TOKYO, Dec. 4 (Xinhua) -- Japan's top government spokesperson said Wednesday the country's financial share of the costs for U.S. forces to be stationed in Japan is at an "appropriate" level as per a bilateral deal, with the remarks following those by U.S. President Donald Trump suggesting otherwise.
"We have been sharing the cost of stationing U.S. forces in Japan appropriately based on the existing bilateral agreement," Chief Cabinet Secretary Yoshihide Suga told a press conference on the matter.
Suga opted not to comment specifically on remarks made by Trump a day earlier ostensibly calling for Japan to shoulder more of the costs, stating that he is aware of the remarks but would not disclose details of the two countries' diplomatic talks.
Japan's Kyodo News quoted Trump as saying that he had asked Japanese Prime Minister Shinzo Abe to increase Japan's payments towards hosting U.S. forces here.
"I've asked Japan. I said to Prime Minister Abe, a friend of mine, Shinzo. I said, 'You have to help us out here. We're paying a lot of money. You're a wealthy nation.
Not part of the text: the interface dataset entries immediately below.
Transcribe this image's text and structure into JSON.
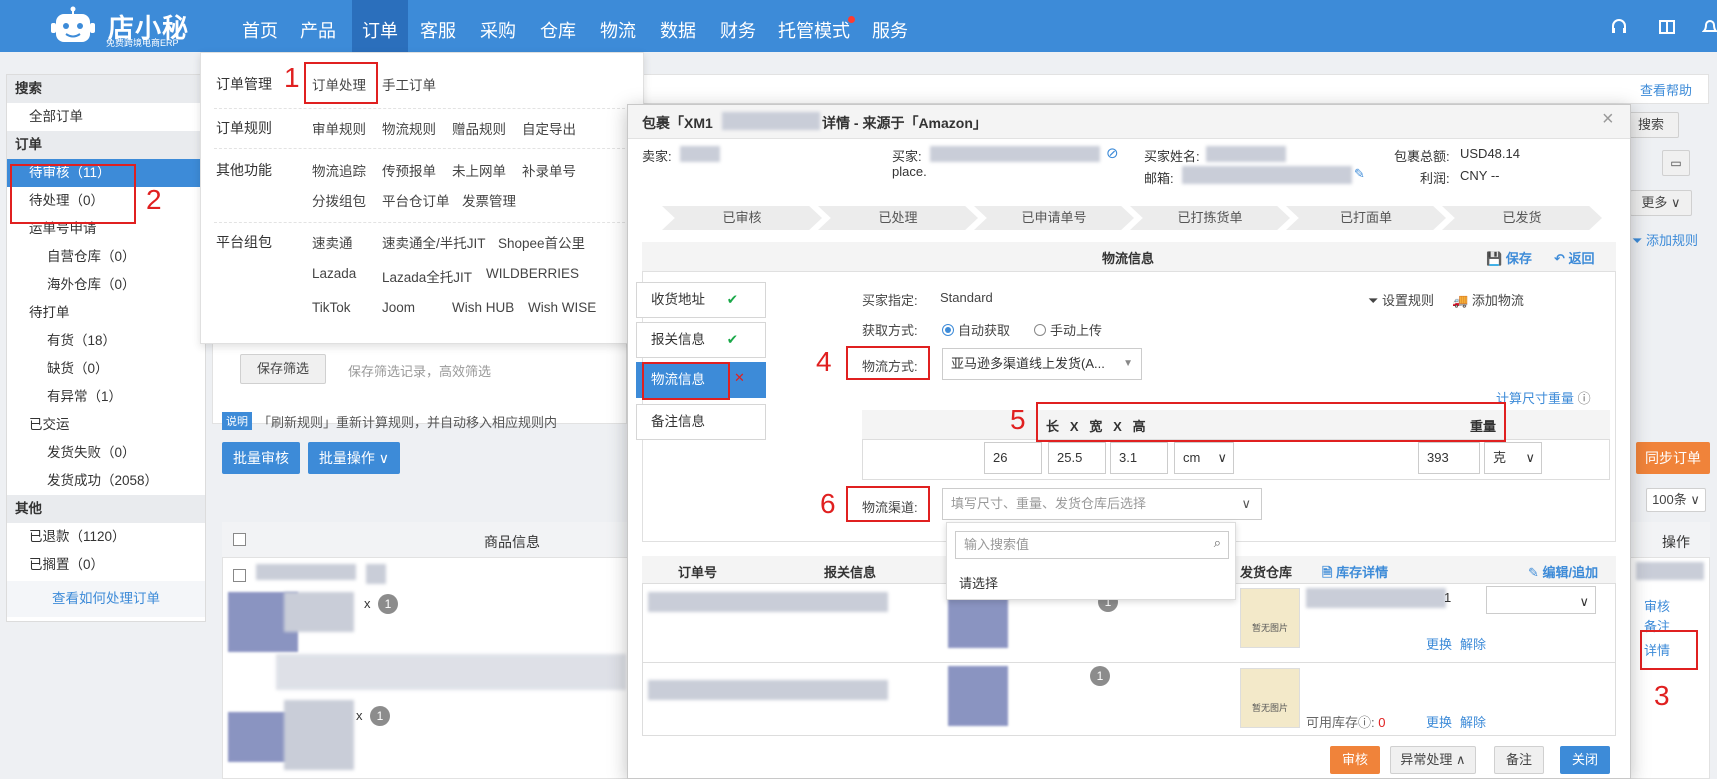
{
  "nav": {
    "logo_title": "店小秘",
    "logo_sub": "免费跨境电商ERP",
    "items": [
      "首页",
      "产品",
      "订单",
      "客服",
      "采购",
      "仓库",
      "物流",
      "数据",
      "财务",
      "托管模式",
      "服务"
    ]
  },
  "sidebar": {
    "search": "搜索",
    "all_orders": "全部订单",
    "orders": "订单",
    "pending_review": "待审核（11）",
    "pending_process": "待处理（0）",
    "waybill_apply": "运单号申请",
    "self_wh": "自营仓库（0）",
    "overseas_wh": "海外仓库（0）",
    "to_print": "待打单",
    "in_stock": "有货（18）",
    "out_of_stock": "缺货（0）",
    "abnormal": "有异常（1）",
    "delivered": "已交运",
    "ship_fail": "发货失败（0）",
    "ship_ok": "发货成功（2058）",
    "other": "其他",
    "refunded": "已退款（1120）",
    "shelved": "已搁置（0）",
    "howto": "查看如何处理订单"
  },
  "menu": {
    "cat_order_mgmt": "订单管理",
    "order_process": "订单处理",
    "manual_order": "手工订单",
    "cat_rules": "订单规则",
    "rules": [
      "审单规则",
      "物流规则",
      "赠品规则",
      "自定导出"
    ],
    "cat_other": "其他功能",
    "other_row1": [
      "物流追踪",
      "传预报单",
      "未上网单",
      "补录单号"
    ],
    "other_row2": [
      "分拨组包",
      "平台仓订单",
      "发票管理"
    ],
    "cat_platform": "平台组包",
    "plat_row1": [
      "速卖通",
      "速卖通全/半托JIT",
      "Shopee首公里"
    ],
    "plat_row2": [
      "Lazada",
      "Lazada全托JIT",
      "WILDBERRIES"
    ],
    "plat_row3": [
      "TikTok",
      "Joom",
      "Wish HUB",
      "Wish WISE"
    ]
  },
  "bg": {
    "help": "查看帮助",
    "search_btn": "搜索",
    "more": "更多",
    "add_rule": "添加规则",
    "save_filter": "保存筛选",
    "save_filter_hint": "保存筛选记录，高效筛选",
    "note_tag": "说明",
    "note_text": "「刷新规则」重新计算规则，并自动移入相应规则内",
    "batch_review": "批量审核",
    "batch_ops": "批量操作",
    "sync_order": "同步订单",
    "per_page": "100条",
    "col_product": "商品信息",
    "col_action": "操作",
    "act_review": "审核",
    "act_note": "备注",
    "act_detail": "详情",
    "qty_1": "1",
    "x_mark": "x"
  },
  "modal": {
    "title_prefix": "包裹「XM1",
    "title_suffix": "详情 - 来源于「Amazon」",
    "seller": "卖家:",
    "buyer": "买家:",
    "buyer_line2": "place.",
    "buyer_name": "买家姓名:",
    "email": "邮箱:",
    "pkg_total": "包裹总额:",
    "pkg_total_val": "USD48.14",
    "profit": "利润:",
    "profit_val": "CNY --",
    "steps": [
      "已审核",
      "已处理",
      "已申请单号",
      "已打拣货单",
      "已打面单",
      "已发货"
    ],
    "section_title": "物流信息",
    "save": "保存",
    "back": "返回",
    "tabs": [
      "收货地址",
      "报关信息",
      "物流信息",
      "备注信息"
    ],
    "buyer_spec_label": "买家指定:",
    "buyer_spec_val": "Standard",
    "fetch_label": "获取方式:",
    "fetch_auto": "自动获取",
    "fetch_manual": "手动上传",
    "set_rule": "设置规则",
    "add_logistics": "添加物流",
    "method_label": "物流方式:",
    "method_val": "亚马逊多渠道线上发货(A...",
    "calc_weight": "计算尺寸重量",
    "dim_header": "长   X   宽   X   高",
    "weight_header": "重量",
    "len": "26",
    "wid": "25.5",
    "hei": "3.1",
    "unit": "cm",
    "weight": "393",
    "weight_unit": "克",
    "channel_label": "物流渠道:",
    "channel_placeholder": "填写尺寸、重量、发货仓库后选择",
    "search_placeholder": "输入搜索值",
    "please_select": "请选择",
    "col_order_no": "订单号",
    "col_customs": "报关信息",
    "col_wh": "发货仓库",
    "stock_detail": "库存详情",
    "edit_add": "编辑/追加",
    "no_img": "暂无图片",
    "replace": "更换",
    "unbind": "解除",
    "avail_stock": "可用库存",
    "avail_val": "0",
    "qty": "1",
    "btn_review": "审核",
    "btn_abnormal": "异常处理",
    "btn_note": "备注",
    "btn_close": "关闭"
  },
  "annotations": [
    "1",
    "2",
    "3",
    "4",
    "5",
    "6"
  ],
  "colors": {
    "brand": "#3d8bd8",
    "annotation": "#e02020",
    "orange": "#f0833a"
  }
}
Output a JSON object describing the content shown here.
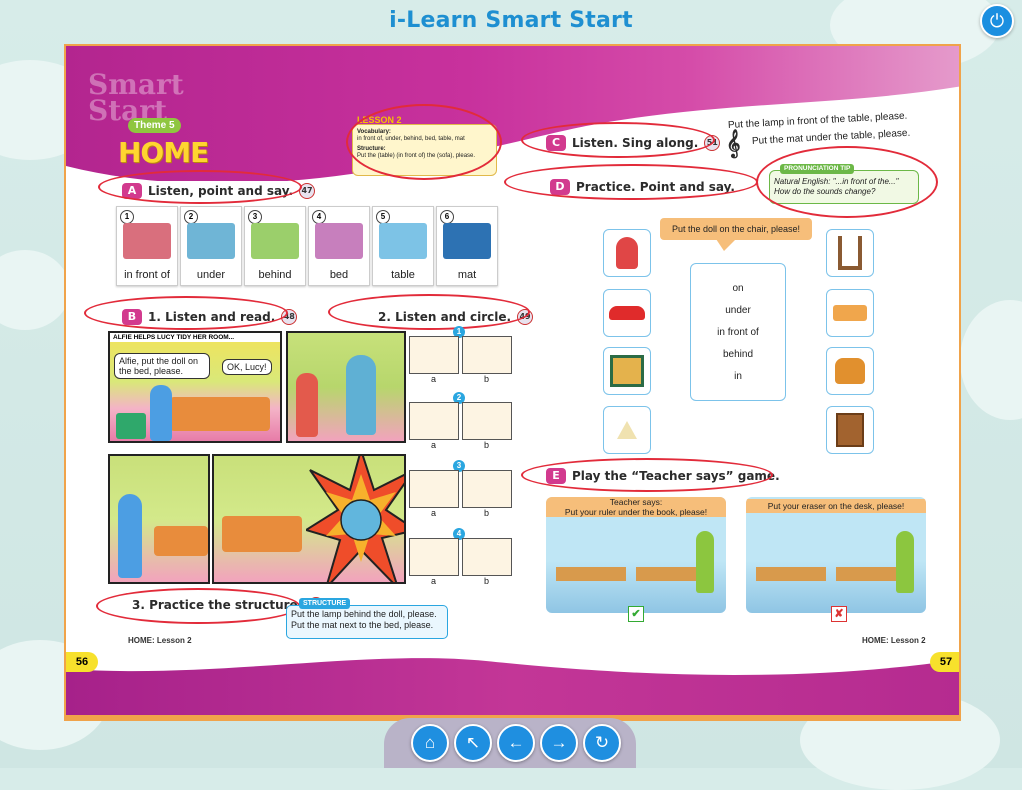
{
  "app": {
    "title": "i-Learn Smart Start",
    "power_icon": "⏻"
  },
  "header": {
    "theme_label": "Theme 5",
    "theme_title": "HOME",
    "watermark": "Smart Start"
  },
  "lesson_box": {
    "tag": "LESSON 2",
    "vocab_label": "Vocabulary:",
    "vocab_text": "in front of, under, behind, bed, table, mat",
    "structure_label": "Structure:",
    "structure_text": "Put the (table) (in front of) the (sofa), please."
  },
  "section_a": {
    "letter": "A",
    "title": "Listen, point and say.",
    "audio": "47",
    "cards": [
      {
        "num": "1",
        "label": "in front of",
        "color": "#d96f7d"
      },
      {
        "num": "2",
        "label": "under",
        "color": "#6fb5d6"
      },
      {
        "num": "3",
        "label": "behind",
        "color": "#9bcf6b"
      },
      {
        "num": "4",
        "label": "bed",
        "color": "#c77fbd"
      },
      {
        "num": "5",
        "label": "table",
        "color": "#7dc3e6"
      },
      {
        "num": "6",
        "label": "mat",
        "color": "#2d72b3"
      }
    ]
  },
  "section_b": {
    "letter": "B",
    "title": "1. Listen and read.",
    "audio": "48",
    "comic_title": "ALFIE HELPS LUCY TIDY HER ROOM...",
    "bubble_1": "Alfie, put the doll on the bed, please.",
    "bubble_2": "OK, Lucy!"
  },
  "listen_circle": {
    "title": "2. Listen and circle.",
    "audio": "49",
    "rows": [
      {
        "num": "1",
        "a": "a",
        "b": "b"
      },
      {
        "num": "2",
        "a": "a",
        "b": "b"
      },
      {
        "num": "3",
        "a": "a",
        "b": "b"
      },
      {
        "num": "4",
        "a": "a",
        "b": "b"
      }
    ]
  },
  "practice_structure": {
    "title": "3. Practice the structure.",
    "audio": "50",
    "box_label": "STRUCTURE",
    "line_1": "Put the lamp behind the doll, please.",
    "line_2": "Put the mat next to the bed, please."
  },
  "footer": {
    "left_label": "HOME: Lesson 2",
    "right_label": "HOME: Lesson 2",
    "left_page": "56",
    "right_page": "57"
  },
  "section_c": {
    "letter": "C",
    "title": "Listen. Sing along.",
    "audio": "51",
    "lyric_1": "Put the lamp in front of the table, please.",
    "lyric_2": "Put the mat under the table, please."
  },
  "pron_tip": {
    "label": "PRONUNCIATION TIP",
    "line_1": "Natural English: \"...in front of the...\"",
    "line_2": "How do the sounds change?"
  },
  "section_d": {
    "letter": "D",
    "title": "Practice. Point and say.",
    "speech": "Put the doll on the chair, please!",
    "prepositions": [
      "on",
      "under",
      "in front of",
      "behind",
      "in"
    ]
  },
  "section_e": {
    "letter": "E",
    "title": "Play the “Teacher says” game.",
    "left_caption_1": "Teacher says:",
    "left_caption_2": "Put your ruler under the book, please!",
    "right_caption": "Put your eraser on the desk, please!",
    "check": "✔",
    "cross": "✘"
  },
  "nav": {
    "home": "⌂",
    "up": "↖",
    "prev": "←",
    "next": "→",
    "refresh": "↻"
  }
}
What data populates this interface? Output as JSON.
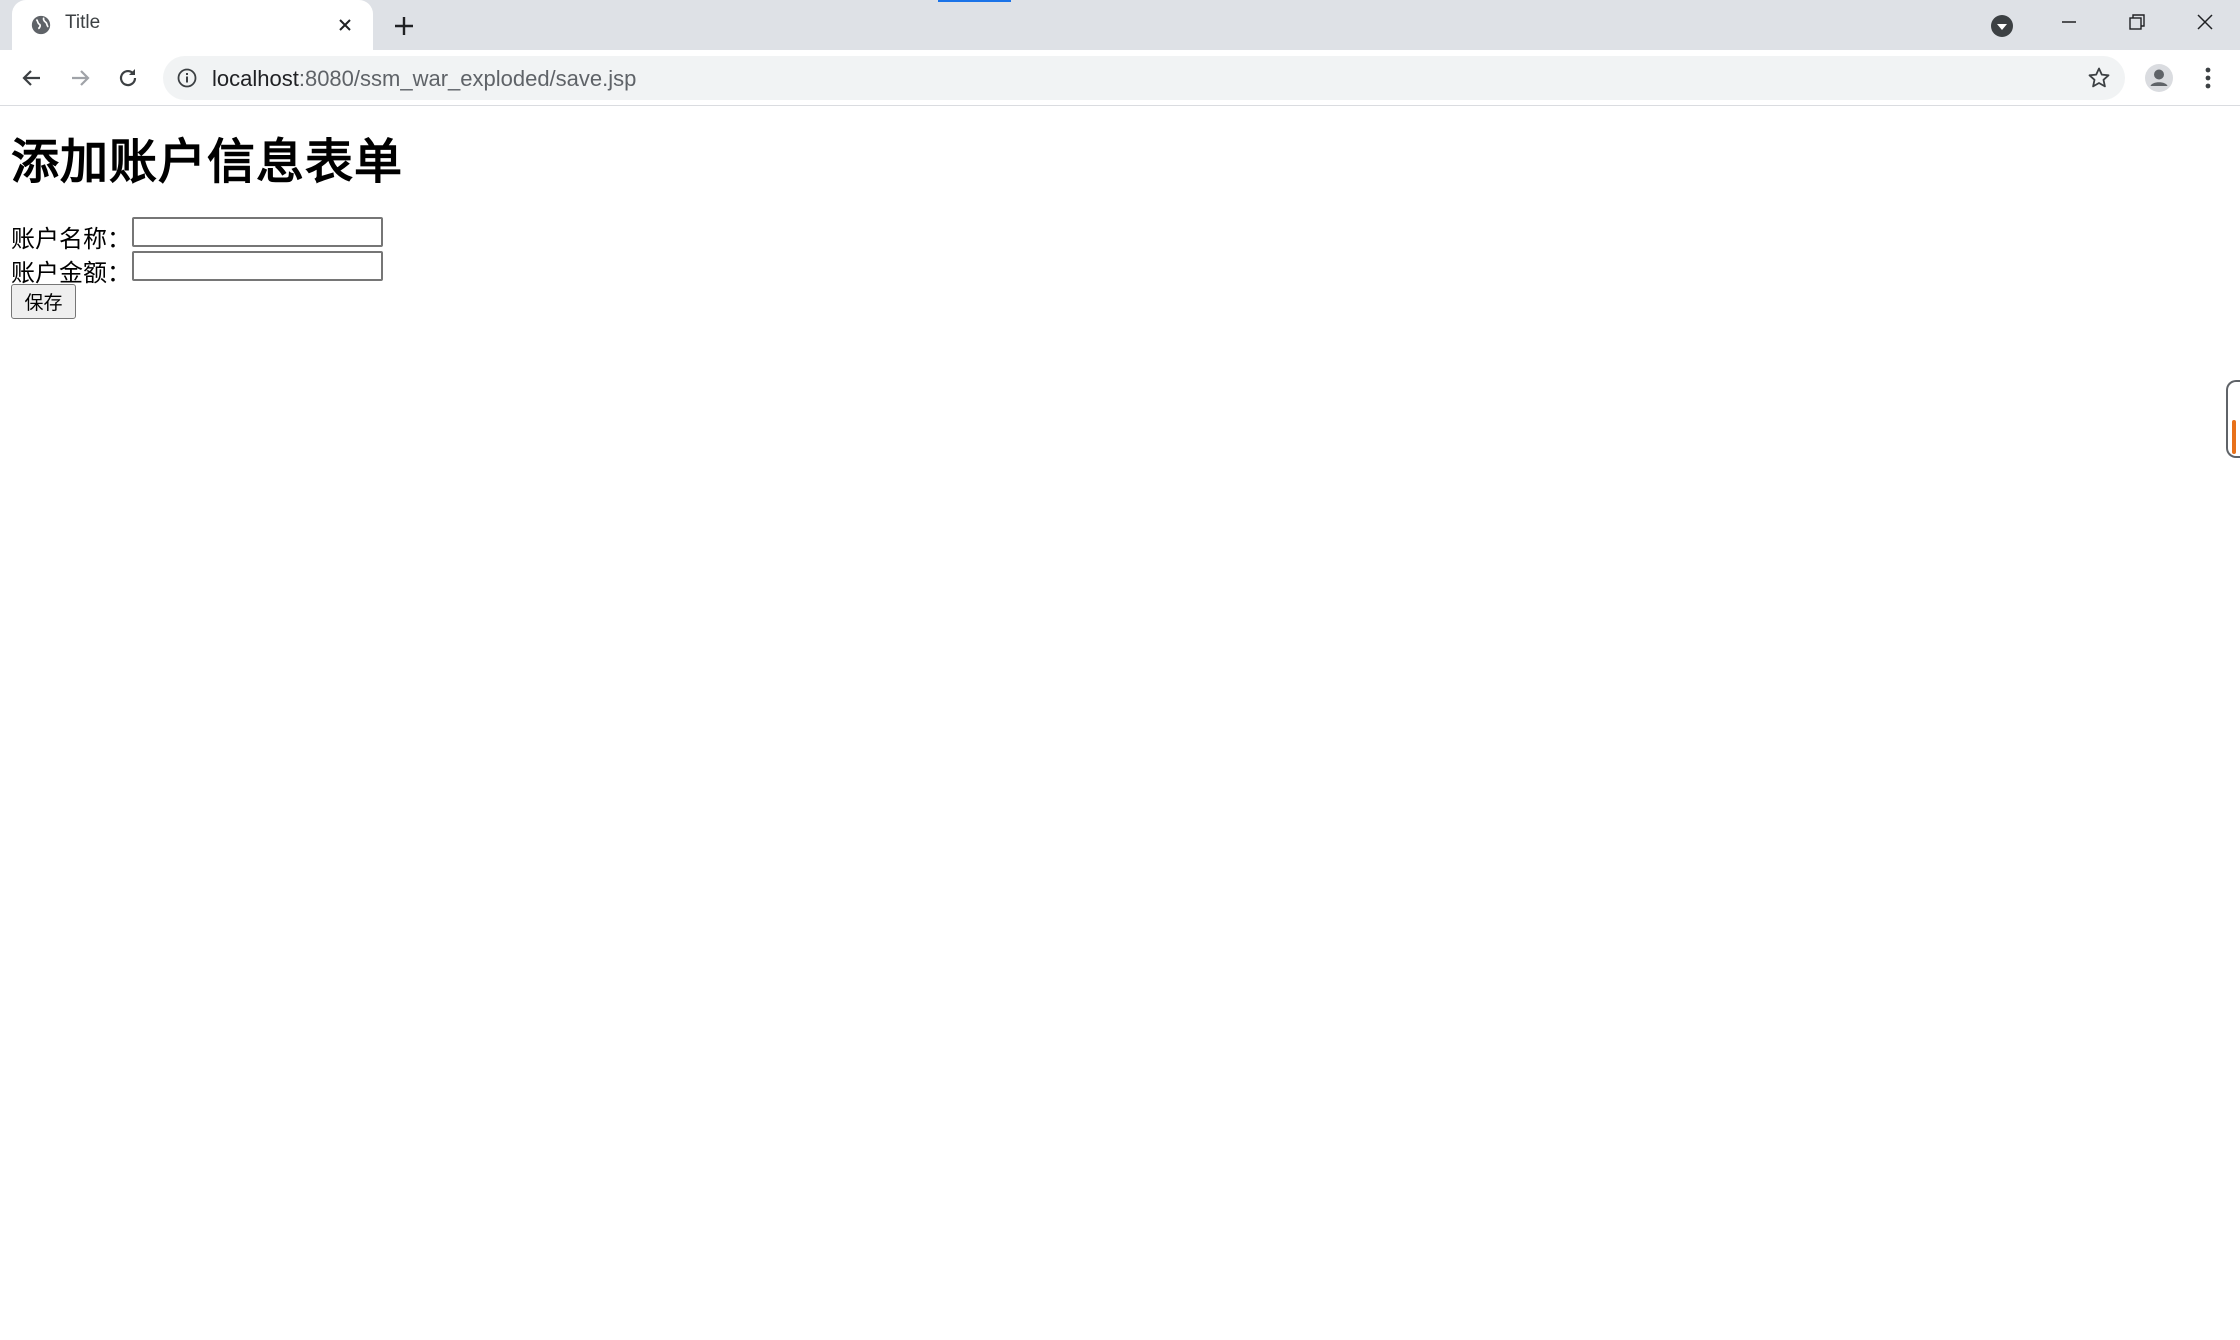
{
  "browser": {
    "tab": {
      "title": "Title",
      "favicon": "globe-icon",
      "close_icon": "close-icon"
    },
    "new_tab_icon": "plus-icon",
    "address_bar": {
      "host": "localhost",
      "path": ":8080/ssm_war_exploded/save.jsp",
      "info_icon": "info-icon",
      "bookmark_icon": "star-icon"
    },
    "toolbar_icons": [
      "back-arrow-icon",
      "forward-arrow-icon",
      "reload-icon",
      "avatar-icon",
      "kebab-menu-icon"
    ],
    "window_controls": [
      "minimize-icon",
      "restore-icon",
      "close-icon"
    ],
    "accent_color": "#1a73e8"
  },
  "page": {
    "heading": "添加账户信息表单",
    "form": {
      "name_label": "账户名称：",
      "name_value": "",
      "amount_label": "账户金额：",
      "amount_value": "",
      "submit_label": "保存"
    }
  }
}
And we're, you know, paying for your military essentially," said Trump, according to Kyodo News.
Japan has already rejected calls from the U.S. for it to increase its contributions to host the U.S. forces here by five times per year, Japanese government sources confirmed last month.
The current five-year "host-nation" support payment agreement between both parties will expire at the end of March 2021, at which time new negotiations are set to begin.
In the current fiscal year through March, Japan allocated around 197.4 billion yen (1.8 billion U.S. dollars) for the "host-nation" support payment agreement.
The agreement is supposed to cover costs for U.S. military personnel stationed in Japan, as well as costs related to the running of utilities and other U.S. military-linked expenditure.